■ YOUR ASSIGNMENT ■
In the data that follows, count the lines where "arrow" appears, and write only the number.

■ Dataset records ■
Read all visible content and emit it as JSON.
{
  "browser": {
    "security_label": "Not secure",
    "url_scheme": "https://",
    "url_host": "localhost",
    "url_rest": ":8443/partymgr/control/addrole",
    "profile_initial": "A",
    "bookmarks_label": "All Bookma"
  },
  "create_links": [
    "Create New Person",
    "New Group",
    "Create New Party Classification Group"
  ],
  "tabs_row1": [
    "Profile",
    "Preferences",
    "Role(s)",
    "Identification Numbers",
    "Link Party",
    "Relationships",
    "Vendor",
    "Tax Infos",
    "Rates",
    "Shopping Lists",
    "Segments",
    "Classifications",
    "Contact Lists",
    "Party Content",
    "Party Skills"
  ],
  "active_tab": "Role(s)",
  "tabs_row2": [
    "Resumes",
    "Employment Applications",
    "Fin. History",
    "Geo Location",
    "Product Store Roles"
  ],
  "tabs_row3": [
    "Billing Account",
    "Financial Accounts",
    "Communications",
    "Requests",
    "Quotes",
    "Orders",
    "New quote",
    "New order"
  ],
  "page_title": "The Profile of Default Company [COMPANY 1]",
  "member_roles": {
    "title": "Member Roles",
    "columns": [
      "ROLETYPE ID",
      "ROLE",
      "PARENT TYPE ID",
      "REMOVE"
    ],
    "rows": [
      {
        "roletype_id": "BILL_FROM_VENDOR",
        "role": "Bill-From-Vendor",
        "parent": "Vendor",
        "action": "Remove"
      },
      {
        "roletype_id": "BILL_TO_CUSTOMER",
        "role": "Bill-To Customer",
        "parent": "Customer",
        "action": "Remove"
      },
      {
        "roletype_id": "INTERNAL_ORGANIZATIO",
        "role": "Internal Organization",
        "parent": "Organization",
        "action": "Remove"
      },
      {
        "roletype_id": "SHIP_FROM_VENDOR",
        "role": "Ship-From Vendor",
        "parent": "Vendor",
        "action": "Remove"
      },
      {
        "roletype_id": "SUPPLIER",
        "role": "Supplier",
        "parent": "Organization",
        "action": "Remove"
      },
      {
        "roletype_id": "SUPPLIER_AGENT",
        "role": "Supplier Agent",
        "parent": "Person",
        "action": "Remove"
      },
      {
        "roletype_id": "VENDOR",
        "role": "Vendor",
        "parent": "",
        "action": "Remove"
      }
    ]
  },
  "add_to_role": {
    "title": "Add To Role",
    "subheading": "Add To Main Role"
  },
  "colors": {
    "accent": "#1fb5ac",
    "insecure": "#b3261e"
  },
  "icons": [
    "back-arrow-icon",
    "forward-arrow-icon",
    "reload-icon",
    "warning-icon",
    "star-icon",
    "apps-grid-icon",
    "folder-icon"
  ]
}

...

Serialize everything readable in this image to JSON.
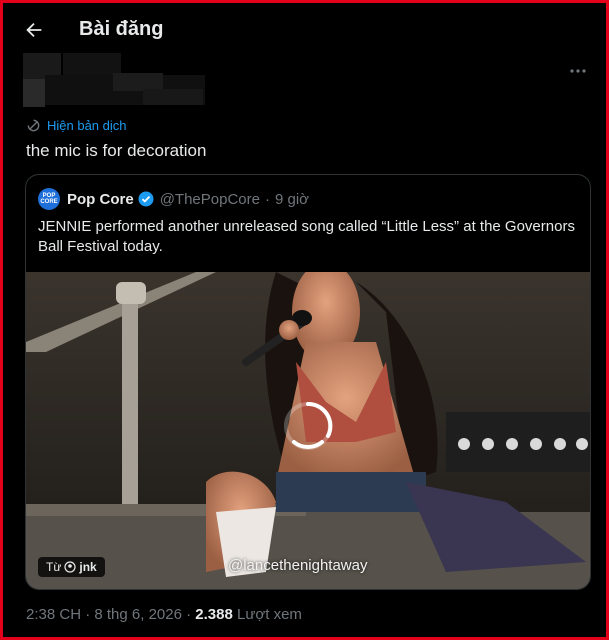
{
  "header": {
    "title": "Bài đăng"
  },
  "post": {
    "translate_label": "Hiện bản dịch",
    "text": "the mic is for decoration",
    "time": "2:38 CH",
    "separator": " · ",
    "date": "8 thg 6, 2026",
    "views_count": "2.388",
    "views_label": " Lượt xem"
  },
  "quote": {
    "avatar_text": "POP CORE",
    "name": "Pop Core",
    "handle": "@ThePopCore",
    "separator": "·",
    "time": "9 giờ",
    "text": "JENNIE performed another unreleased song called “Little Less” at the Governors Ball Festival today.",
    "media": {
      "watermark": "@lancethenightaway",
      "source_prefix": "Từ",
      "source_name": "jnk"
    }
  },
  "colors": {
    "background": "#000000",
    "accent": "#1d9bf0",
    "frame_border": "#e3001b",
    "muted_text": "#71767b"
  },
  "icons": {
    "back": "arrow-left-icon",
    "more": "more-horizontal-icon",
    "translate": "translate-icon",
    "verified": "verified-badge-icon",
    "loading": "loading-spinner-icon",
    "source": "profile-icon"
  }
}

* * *

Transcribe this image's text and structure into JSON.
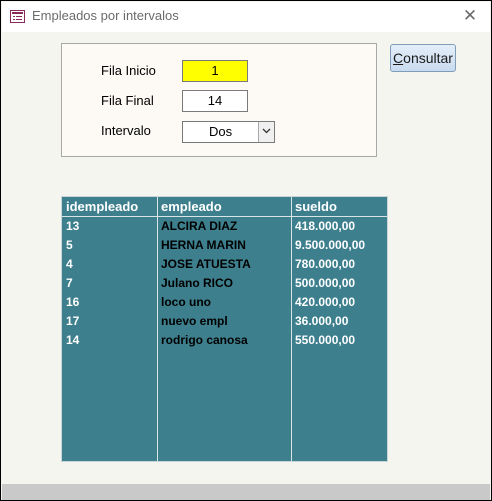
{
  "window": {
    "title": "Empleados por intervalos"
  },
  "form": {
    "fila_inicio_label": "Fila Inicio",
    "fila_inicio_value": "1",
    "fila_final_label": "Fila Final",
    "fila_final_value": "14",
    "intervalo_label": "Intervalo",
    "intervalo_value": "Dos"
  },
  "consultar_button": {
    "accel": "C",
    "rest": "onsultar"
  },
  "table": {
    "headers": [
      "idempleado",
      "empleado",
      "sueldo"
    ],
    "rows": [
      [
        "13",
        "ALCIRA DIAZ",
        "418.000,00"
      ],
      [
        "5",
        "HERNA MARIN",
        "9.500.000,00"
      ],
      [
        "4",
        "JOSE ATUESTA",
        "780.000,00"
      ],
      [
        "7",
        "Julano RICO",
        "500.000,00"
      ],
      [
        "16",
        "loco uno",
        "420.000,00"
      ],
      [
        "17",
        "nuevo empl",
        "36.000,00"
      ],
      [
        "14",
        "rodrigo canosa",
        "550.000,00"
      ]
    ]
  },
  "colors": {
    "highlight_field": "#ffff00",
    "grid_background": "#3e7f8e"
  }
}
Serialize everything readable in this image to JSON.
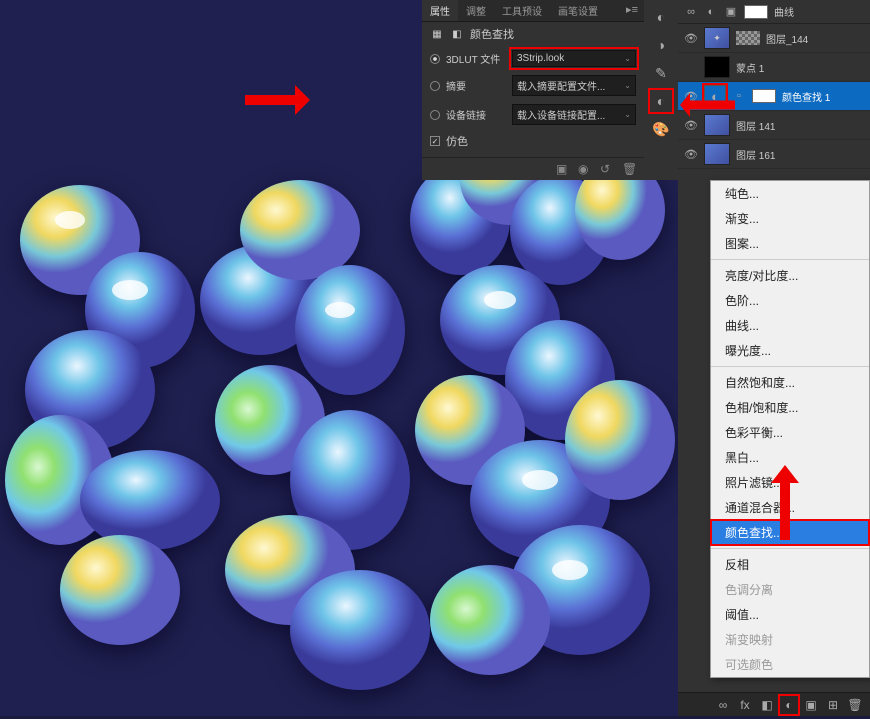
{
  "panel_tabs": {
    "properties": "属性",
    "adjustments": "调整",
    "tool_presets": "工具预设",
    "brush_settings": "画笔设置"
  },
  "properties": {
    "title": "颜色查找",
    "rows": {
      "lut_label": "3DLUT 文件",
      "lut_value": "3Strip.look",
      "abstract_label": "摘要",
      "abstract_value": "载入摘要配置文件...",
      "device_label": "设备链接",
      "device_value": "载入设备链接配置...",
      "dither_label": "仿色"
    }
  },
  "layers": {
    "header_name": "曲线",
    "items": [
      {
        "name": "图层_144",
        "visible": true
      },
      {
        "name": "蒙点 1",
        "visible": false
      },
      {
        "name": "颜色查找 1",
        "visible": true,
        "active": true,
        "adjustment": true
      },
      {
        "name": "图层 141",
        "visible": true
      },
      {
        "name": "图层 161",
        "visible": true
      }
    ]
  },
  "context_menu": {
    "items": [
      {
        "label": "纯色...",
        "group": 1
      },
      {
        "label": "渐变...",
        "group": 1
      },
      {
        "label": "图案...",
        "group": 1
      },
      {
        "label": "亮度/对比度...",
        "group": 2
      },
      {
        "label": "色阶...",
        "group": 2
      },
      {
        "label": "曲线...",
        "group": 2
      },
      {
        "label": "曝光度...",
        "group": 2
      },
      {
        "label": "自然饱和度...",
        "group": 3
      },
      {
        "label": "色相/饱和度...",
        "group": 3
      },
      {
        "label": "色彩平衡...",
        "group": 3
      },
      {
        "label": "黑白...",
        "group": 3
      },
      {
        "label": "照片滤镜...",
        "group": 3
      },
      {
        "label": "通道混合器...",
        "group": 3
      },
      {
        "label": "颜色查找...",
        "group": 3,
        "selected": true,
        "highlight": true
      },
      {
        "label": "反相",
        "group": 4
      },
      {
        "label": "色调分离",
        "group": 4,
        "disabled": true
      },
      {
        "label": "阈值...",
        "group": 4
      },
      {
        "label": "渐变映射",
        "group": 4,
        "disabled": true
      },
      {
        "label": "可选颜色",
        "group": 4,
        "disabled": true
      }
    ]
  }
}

■ SOLVED EXERCISE ■
3